The 131st Annual Meeting (November 15-19, 2003) of APHA

The 131st Annual Meeting (November 15-19, 2003) of APHA

3344.0: Monday, November 17, 2003 - 5:15 PM

Abstract #71089

Risks and Promise of Toxicogenomic Research for Workplace Safety: The Role of Labor in Shaping a Future Research and Policy Agenda

Marc Weinstein, PhD, Steven Hecker, MSPH, and Marcus Widenor, MA. Labor Education Research Center, University of Oregon, 1289 University of Oregon, Eugene, OR OR
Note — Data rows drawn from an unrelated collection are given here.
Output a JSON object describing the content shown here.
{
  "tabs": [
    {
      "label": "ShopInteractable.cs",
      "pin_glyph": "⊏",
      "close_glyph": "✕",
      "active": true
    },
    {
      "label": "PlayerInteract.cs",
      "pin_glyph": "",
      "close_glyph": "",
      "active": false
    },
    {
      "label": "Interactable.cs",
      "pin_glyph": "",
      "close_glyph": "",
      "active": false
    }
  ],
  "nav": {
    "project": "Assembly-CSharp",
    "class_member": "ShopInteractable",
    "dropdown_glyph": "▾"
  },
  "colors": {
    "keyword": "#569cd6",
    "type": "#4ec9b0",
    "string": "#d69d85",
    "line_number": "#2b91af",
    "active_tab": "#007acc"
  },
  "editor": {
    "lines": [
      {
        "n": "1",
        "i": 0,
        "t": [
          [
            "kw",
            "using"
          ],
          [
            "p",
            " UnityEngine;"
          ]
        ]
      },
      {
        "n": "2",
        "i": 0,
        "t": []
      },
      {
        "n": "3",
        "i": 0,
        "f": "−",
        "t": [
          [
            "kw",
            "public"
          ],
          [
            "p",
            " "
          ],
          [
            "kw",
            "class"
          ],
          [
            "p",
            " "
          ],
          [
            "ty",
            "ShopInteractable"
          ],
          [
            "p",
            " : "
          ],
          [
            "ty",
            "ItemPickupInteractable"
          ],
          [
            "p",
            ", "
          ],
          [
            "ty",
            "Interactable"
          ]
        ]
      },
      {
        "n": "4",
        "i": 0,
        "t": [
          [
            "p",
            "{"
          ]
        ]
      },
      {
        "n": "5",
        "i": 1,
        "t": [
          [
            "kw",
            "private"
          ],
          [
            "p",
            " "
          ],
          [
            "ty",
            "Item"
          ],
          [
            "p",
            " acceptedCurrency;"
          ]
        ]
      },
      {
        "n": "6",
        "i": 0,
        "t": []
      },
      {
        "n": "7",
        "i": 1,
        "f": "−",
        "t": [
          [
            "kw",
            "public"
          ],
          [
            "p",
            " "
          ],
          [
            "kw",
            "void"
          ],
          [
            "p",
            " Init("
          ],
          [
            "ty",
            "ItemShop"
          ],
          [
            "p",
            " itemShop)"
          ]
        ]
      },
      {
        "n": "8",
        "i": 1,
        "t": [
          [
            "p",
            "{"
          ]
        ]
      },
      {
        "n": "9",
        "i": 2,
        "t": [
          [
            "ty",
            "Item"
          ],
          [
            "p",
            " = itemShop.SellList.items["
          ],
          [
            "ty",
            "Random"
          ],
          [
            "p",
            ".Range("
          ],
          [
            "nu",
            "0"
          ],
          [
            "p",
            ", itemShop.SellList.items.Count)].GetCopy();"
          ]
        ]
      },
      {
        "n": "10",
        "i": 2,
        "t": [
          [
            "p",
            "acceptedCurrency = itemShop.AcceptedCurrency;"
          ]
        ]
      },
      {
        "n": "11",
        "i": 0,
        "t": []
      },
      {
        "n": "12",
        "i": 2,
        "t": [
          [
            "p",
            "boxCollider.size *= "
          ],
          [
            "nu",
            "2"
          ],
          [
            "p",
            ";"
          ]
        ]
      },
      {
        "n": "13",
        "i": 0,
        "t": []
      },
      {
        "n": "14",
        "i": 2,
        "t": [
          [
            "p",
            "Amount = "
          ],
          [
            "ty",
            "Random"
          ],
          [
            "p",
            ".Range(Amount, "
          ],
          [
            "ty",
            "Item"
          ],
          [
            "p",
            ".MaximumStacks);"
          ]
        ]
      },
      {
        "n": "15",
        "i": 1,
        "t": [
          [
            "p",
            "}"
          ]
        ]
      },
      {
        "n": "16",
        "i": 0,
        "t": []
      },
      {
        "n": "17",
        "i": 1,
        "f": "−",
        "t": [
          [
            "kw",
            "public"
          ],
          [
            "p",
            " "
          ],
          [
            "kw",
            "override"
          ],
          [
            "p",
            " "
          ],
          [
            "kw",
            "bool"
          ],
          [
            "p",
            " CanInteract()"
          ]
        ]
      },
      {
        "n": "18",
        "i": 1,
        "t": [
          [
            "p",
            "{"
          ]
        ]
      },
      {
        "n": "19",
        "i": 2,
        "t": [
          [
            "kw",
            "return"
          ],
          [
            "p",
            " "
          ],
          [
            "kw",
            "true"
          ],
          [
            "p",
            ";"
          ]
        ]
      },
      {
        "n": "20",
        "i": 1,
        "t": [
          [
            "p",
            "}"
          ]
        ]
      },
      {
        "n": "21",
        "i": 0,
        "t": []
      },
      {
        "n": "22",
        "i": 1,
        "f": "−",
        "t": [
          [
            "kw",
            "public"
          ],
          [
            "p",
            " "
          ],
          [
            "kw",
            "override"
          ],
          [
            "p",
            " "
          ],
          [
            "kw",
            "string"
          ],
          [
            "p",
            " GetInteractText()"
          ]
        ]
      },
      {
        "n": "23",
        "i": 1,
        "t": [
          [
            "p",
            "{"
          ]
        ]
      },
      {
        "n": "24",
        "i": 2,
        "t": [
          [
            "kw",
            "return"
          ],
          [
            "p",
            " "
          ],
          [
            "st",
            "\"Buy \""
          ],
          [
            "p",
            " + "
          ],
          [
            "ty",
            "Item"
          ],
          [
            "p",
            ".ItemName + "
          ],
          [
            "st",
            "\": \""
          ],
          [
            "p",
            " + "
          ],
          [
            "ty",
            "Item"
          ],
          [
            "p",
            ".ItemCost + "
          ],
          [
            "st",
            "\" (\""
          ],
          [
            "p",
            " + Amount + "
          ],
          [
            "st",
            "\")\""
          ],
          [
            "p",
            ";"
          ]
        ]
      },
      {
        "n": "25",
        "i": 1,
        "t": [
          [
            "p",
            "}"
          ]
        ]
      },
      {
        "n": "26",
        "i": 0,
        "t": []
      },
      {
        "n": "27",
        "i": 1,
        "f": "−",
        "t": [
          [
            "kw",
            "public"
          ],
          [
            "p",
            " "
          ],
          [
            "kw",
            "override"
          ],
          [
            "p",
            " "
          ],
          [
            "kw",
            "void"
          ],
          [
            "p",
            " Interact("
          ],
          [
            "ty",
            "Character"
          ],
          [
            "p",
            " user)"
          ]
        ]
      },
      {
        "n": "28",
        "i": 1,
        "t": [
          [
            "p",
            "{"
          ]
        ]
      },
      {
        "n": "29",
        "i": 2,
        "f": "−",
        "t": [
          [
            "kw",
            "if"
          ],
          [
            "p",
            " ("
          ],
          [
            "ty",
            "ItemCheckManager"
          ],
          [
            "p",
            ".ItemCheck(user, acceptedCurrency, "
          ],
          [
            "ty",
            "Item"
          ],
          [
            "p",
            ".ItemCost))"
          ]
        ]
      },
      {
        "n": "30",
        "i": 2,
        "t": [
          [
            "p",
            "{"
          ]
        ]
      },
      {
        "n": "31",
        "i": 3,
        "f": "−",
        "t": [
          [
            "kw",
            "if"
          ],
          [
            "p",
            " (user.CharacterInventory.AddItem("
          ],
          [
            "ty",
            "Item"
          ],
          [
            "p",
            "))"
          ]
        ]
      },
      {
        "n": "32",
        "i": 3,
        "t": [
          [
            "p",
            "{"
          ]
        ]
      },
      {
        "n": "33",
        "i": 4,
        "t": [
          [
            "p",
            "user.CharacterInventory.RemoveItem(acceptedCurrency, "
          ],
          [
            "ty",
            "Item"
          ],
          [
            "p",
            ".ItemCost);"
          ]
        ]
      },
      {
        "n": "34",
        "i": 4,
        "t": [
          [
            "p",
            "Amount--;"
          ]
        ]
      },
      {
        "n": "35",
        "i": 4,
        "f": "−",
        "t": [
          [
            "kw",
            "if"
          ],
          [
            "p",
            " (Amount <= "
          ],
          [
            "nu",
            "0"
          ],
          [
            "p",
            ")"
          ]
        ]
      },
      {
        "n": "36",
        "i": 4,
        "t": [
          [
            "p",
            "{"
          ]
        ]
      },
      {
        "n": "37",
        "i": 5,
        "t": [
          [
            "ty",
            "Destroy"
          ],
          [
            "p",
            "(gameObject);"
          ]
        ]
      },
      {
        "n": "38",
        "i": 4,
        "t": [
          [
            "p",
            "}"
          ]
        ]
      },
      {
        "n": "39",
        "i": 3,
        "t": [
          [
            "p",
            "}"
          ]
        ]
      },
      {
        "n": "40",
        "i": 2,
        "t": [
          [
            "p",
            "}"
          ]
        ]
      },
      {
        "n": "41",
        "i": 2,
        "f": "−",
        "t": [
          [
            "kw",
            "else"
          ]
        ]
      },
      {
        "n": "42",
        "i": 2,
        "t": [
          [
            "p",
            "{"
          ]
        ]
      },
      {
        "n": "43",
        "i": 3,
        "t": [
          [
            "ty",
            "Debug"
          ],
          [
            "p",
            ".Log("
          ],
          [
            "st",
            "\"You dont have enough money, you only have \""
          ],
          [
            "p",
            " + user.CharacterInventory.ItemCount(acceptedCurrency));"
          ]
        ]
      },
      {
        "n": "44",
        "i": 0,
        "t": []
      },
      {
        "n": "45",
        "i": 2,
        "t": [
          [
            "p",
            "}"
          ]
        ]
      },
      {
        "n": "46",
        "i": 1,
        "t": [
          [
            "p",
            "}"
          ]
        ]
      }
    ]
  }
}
The current project to map the human genome represents a revolutionary opportunity for scientists to understand how individual genetic pre-disposition and exposure to environmental and workplace exposures relate to occupational illness and disease. This new field of inquiry, toxicogenomics, offers an opportunity to protect workers before they become ill, it also poses potential threats to those who may be discriminated against because of their genetic makeup. In the absence of regulation and ethical codes of conduct, employers might choose to screen out potential employees who may have a genetic predisposition to contract occupational illnesses rather than deal with the source of the illness. Comparable problems may emerge regarding the monitoring of current employers and the unfair dismissal of employees found to be adversely affected by toxins in the workplace. At the same time, toxicogenomic research holds tremendous potential for the identification of environmental hazards and for the treatment of environmentally contracted diseases. Traditional research on occupational and environmental hazards relied on laborious, costly, and imperfect longitudinal epidemiological studies. Those identified to be at risk were often already too ill to treat. Modern genetic research holds the promise of identifying in real time potentially hazardous affects of workplace toxins. Worker involvement is integral to the success of such research. In this paper, we discuss the extent to which current U.S. laws and regulations address the potential risks and promises of advances in toxicogenomic research as it relates workplace occupational health and safety and we propose how organized labor can shape the future course of this research and policy agenda.

Learning Objectives:

Keywords: Genetics, Workplace Safety

Presenting author's disclosure statement:
I do not have any significant financial interest/arrangement or affiliation with any organization/institution whose products or services are being discussed in this session.

Innovative Topics: Biomonitoring and Toxicogenomics, finding the link between genes, the environment, and disease

The 131st Annual Meeting (November 15-19, 2003) of APHA